MODULE 4: INFORMING CONTEXTS. WEEK 6.

UNTITLED DIPTYCH #15 (from Mother Tongue sequence).
Copyright James Bellorini 2020.

I’m still thinking about the ‘gaze’ of my photography and how that reflects in the wider context of my approach.

Yesterday I went to another meet-up of the Brighton Photo Fringe, as they are now gearing up for the festival in October and I am thinking about showing my Final Major Project as part of it.

from OVER THE EDGE.
Tom Pope (date unknown)

The usual format at these events is an update of the process for becoming an exhibitor at Photo Fringe, followed by a presentation by a practitioner. This time it was the turn of performative photographer/artist Tom Pope. Tom’s work is inventive, playful (literally in much of it, in that he is interested in games that can be photographically recorded in some way), and his thinking behind his practice is so solid.

Tom made the point that, during his M.A. at the RCA a few years ago, he took the opportunity to break down the fundamentals of his practice (an interesting notion in itself), one of which was the idea of the random or chance aspect in his practice. This is pertinent to me because, as I’ve dug deeper into the notion of my photographic gaze and my methodology these past few weeks, I’ve been thinking about the nature of improvisation and chance in my work.

Throughout my practice prior to starting this M.A., my work had been rooted in a documentary reportage approach which was frequently (though not exclusively) a response to chance, to time unfolding in front of me without control on my part as photographer. I engaged with this by learning to anticipate, to see points of possible tension or interest unfolding which might make for an interesting image but which may or may not play out as expected. The energy of life, in the context of photography at least, is one of ‘development in time. . . which allows its meaning to be perceived and felt’ (Berger 2013 p. 90). The photographer becomes acutely aware they are separating out moments from that developmental stream but that it is not ours to control. It is prone to chance. As a response we learn powers of instinct or improvisation – to ‘go with the flow’ as it were. We can choose to deliberately engage with chance, with the force of the random.

So, what happens to chance if the work is, as it is in my current practice, more constructed?
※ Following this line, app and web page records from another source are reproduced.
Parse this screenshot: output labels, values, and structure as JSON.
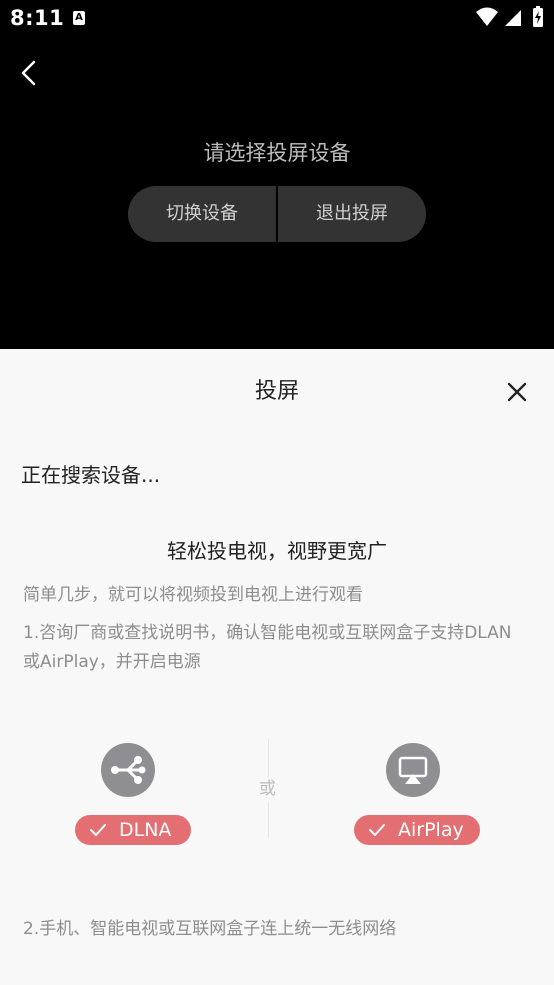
{
  "status_bar": {
    "time": "8:11",
    "notification_icon": "a-icon"
  },
  "header": {
    "title": "请选择投屏设备"
  },
  "actions": {
    "switch_label": "切换设备",
    "exit_label": "退出投屏"
  },
  "sheet": {
    "title": "投屏",
    "searching": "正在搜索设备...",
    "headline": "轻松投电视，视野更宽广",
    "subtitle": "简单几步，就可以将视频投到电视上进行观看",
    "step1": "1.咨询厂商或查找说明书，确认智能电视或互联网盒子支持DLAN或AirPlay，并开启电源",
    "options": [
      {
        "label": "DLNA",
        "icon": "dlna-icon"
      },
      {
        "label": "AirPlay",
        "icon": "airplay-icon"
      }
    ],
    "or_text": "或",
    "step2": "2.手机、智能电视或互联网盒子连上统一无线网络"
  },
  "colors": {
    "badge": "#e46f72",
    "icon_gray": "#8e8e93",
    "sheet_bg": "#f8f8f8",
    "pill_bg": "#333333"
  }
}
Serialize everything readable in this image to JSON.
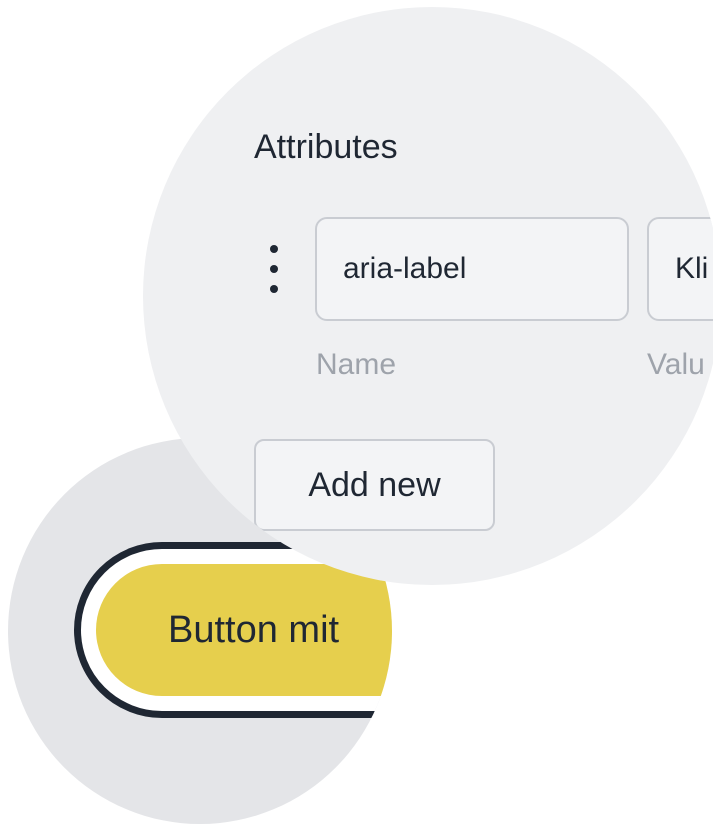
{
  "attributes_panel": {
    "heading": "Attributes",
    "rows": [
      {
        "name_value": "aria-label",
        "value_value": "Kli",
        "name_caption": "Name",
        "value_caption": "Valu"
      }
    ],
    "add_button_label": "Add new",
    "drag_icon": "vertical-ellipsis-icon"
  },
  "button_preview": {
    "label": "Button mit",
    "fill_color": "#e6cf4d",
    "focus_ring_color": "#1f2733"
  },
  "colors": {
    "lens_light": "#eff0f2",
    "lens_gray": "#e4e5e8",
    "text_dark": "#1f2733",
    "caption_gray": "#9ea3ab",
    "field_border": "#c9ccd2"
  }
}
Well, now I see that I deliberately create avenues (where possible) for chance to enter. It is the presence of this element that frequently results in my choice of final images to come from an edit.

UNTITLED #2 (from The Synthesis Sequence).
Copyright James Bellorini 2020.

For example, in this recent shoot, where the meal is thought through in advance, the placement of the fork, the vegetables etc are more random, having been dropped into place. Added to that in the second image (below) I had a projector scroll randomly through my recent M.A. images. I had no knowledge of what sequence the images would play, I just knew that I wanted them to be the light source for the arrangement. Images were then chosen for the final edit where an interesting dialogue between these elements were strong.

UNTITLED #1 (from the Synthesis Sequence).
Copyright James Bellorini 2020.

So what does this approach offer me? Why do I do this? I see now that it is a search for a certain authenticity recognisable in the chance element, even in a constructed environment. It gives me the opportunity as a photographer to respond instinctively, with less control. Subsequently it ‘feels’ more genuine to me as I shoot and is usually reflected in the images. I recognise something of this in Jeff Wall’s approach to the versions of reality he photographs. Frequently, and I’ve reflected on this elsewhere in my CRJ, he plans and creates the framework of a scenario within which his collaborators/subjects are free to enact a reality that he can respond to photographically. Tom Pope’s early working methodology has a resonance here in his series Over The Edge, with himself as subject frozen in a chance, albeit absurd, encounter with reality, one that is influenced by the likes of Yves Klein.

I need to remember that I work in a very improvisatory manner, journeying through ideas and leads. As a result, as with all improvisation, sometimes things work, but frequently they don’t. When this happens, the work reaches a sort of semi-fulfilment. That usually means either I need to ditch it and move elsewhere or, more accurately, that revisiting the idea in some way allows the information from that less successful improvisation to inform the new iteration and improve upon it.

Test Diptych.
Copyright James Bellorini 2020.

Even in the process of editing images together to explore the dialogue between them, there is at times a chance element (see this diptych above and the one at the top of this post). Some image pairings are clear from the start, but others start to ‘talk’ only when I begin to play with (once again) a more randomised selection; though this is always with my thematic framework in mind. I like this because new and unexpected relationships are formed in my own work. It keeps me surprised and, importantly, entertained which I think is important for a long-term project.

One other (semi-unrelated) observation, just to close out, is the sense of humour and play, that Tom Pope approaches his work with, is one that I think easily gets overlooked or forgotten in the ‘serious’ world of photography.

REFERENCES & RESOURCES

Berger, J. 1967. Understanding A Photograph. 21st edn. London: Penguin.